The Right plans to seize on the debt ceiling to ram through unpopular ideas. The strategy could force Democrats to choose between government paralysis or draconian cuts to the federal budget — possibly even Social Security and Medicare.
Ben Beckett is an American writer in Vienna.
Republicans don’t have enough power to pass anything on their own. But they still have plenty of power to cause chaos and, depending on how Democrats react, force terrible budget cuts on the country.
With dueling investigations into Donald Trump and Hunter Biden, low-energy presidential campaigns based on not being the other guy, and maybe a government shutdown, 2023 will see political gridlock. Except in the conservative Supreme Court, that is.

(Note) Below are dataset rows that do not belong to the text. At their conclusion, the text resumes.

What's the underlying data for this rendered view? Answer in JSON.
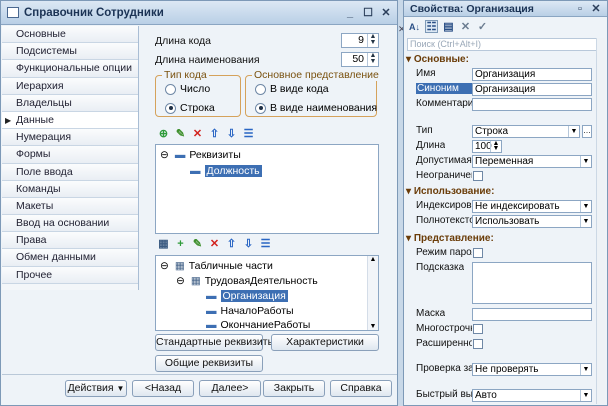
{
  "left_window": {
    "title": "Справочник Сотрудники",
    "sidebar": [
      "Основные",
      "Подсистемы",
      "Функциональные опции",
      "Иерархия",
      "Владельцы",
      "Данные",
      "Нумерация",
      "Формы",
      "Поле ввода",
      "Команды",
      "Макеты",
      "Ввод на основании",
      "Права",
      "Обмен данными",
      "Прочее"
    ],
    "active_item": "Данные",
    "code_length_label": "Длина кода",
    "code_length": "9",
    "name_length_label": "Длина наименования",
    "name_length": "50",
    "code_type_group": "Тип кода",
    "code_type_number": "Число",
    "code_type_string": "Строка",
    "main_repr_group": "Основное представление",
    "repr_as_code": "В виде кода",
    "repr_as_name": "В виде наименования",
    "attrs_root": "Реквизиты",
    "attrs_item": "Должность",
    "tables_root": "Табличные части",
    "table_name": "ТрудоваяДеятельность",
    "table_cols": [
      "Организация",
      "НачалоРаботы",
      "ОкончаниеРаботы"
    ],
    "btn_standard": "Стандартные реквизиты",
    "btn_characteristics": "Характеристики",
    "btn_common": "Общие реквизиты",
    "btn_actions": "Действия",
    "btn_back": "<Назад",
    "btn_next": "Далее>",
    "btn_close": "Закрыть",
    "btn_help": "Справка"
  },
  "right_window": {
    "title": "Свойства: Организация",
    "search_placeholder": "Поиск (Ctrl+Alt+I)",
    "section_basic": "Основные:",
    "name_label": "Имя",
    "name_value": "Организация",
    "synonym_label": "Синоним",
    "synonym_value": "Организация",
    "comment_label": "Комментарий",
    "type_label": "Тип",
    "type_value": "Строка",
    "length_label": "Длина",
    "length_value": "100",
    "allowed_len_label": "Допустимая д",
    "allowed_len_value": "Переменная",
    "unlimited_label": "Неограничен",
    "section_usage": "Использование:",
    "index_label": "Индексировать",
    "index_value": "Не индексировать",
    "fulltext_label": "Полнотекстов",
    "fulltext_value": "Использовать",
    "section_repr": "Представление:",
    "password_label": "Режим пароля",
    "tooltip_label": "Подсказка",
    "mask_label": "Маска",
    "multiline_label": "Многострочн",
    "extended_label": "Расширенное",
    "fill_check_label": "Проверка зап",
    "fill_check_value": "Не проверять",
    "quick_choice_label": "Быстрый выб",
    "quick_choice_value": "Авто"
  }
}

Donald Trump’s call to “terminate” the Constitution is every bit as outlandish as we’ve come to expect. But it’s also a political dud, reflecting the low-energy mood that pervades his newly announced presidential campaign.
Democrats’ midterm strategy was to campaign on issues where they had an edge and little else. If they don’t start to offer voters a meaningful comprehensive vision for the future, Republicans are poised to emerge victorious from the coming period of gridlock.
Over the last decade, the American right has developed a successful organizing model that combines national messaging with local mobilizations. The stalled-out left could stand to learn a thing or two.
Voters agree American democracy is in trouble, but they’re divided on why and don’t seem too concerned. The Left needs a strong message condemning right-wing attacks on democracy and connecting the topic to the bread-and-butter issues voters care about.
GOP leaders are threatening to cut Social Security and Medicare if they take back the House this fall. Elected Democrats won’t have the will or power to stop them unless ordinary Americans are willing to put up a real fight.
The Right’s claims about the country aren’t just wrong, they’re often downright goofy. But conservatives’ complete disconnect from reality is nowhere near enough to dislodge them from power.
Despite Democrats controlling the White House and Congress since 2020, it has largely been the Right that has taken the political initiative and set the terms of the political conversation. Expect that to get worse after November.
Florida governor Ron DeSantis recently decried the efforts of “woke capital” to reduce carbon emissions. Two things are true at once: his attacks are disingenuous, and supposedly environmentally conscious corporations are not going to stop climate change.
It’s good that Donald Trump and his cronies are facing increasing legal pressure. But the threat of Trump’s politics won’t go away until we change the conditions that gave rise to them.
In Michigan, conservatives are aiming to use technicalities to block popular referenda to protect reproductive freedom and make voting easier. Their efforts are part of a long and increasingly brazen right-wing campaign to restrict democracy.
After the mass shooting in Buffalo, don’t expect conservative leaders to stop promoting the “great replacement theory” that inspired the gunman.
Climate change is making “natural” disasters like floods far more disastrous for Americans across classes — and our public protections for the victims of those disasters are nowhere near adequate to help them recover.
Whatever the results of the FBI’s investigations into Donald Trump, recent revelations show we can’t trust the national security state to stop the next conservative power grab.
Salman Rushdie was seriously injured in a stabbing, decades after reactionaries called for his death. He deserves the unqualified support of everyone who values freedom of expression.
Candidates who amplified false claims about Donald Trump winning in 2020 did very well in this month’s primaries. Their victories are one more step in the direction of authoritarianism.
As they do their best to keep the Left weak, Democrats have spent more than $40 million in 2022 to support far-right Republican candidates.
The Right’s plan to take the presidency in 2024 requires a candidate with a higher-than-average disregard for the truth. That’s why Donald Trump is still their man — a fact that should worry us all.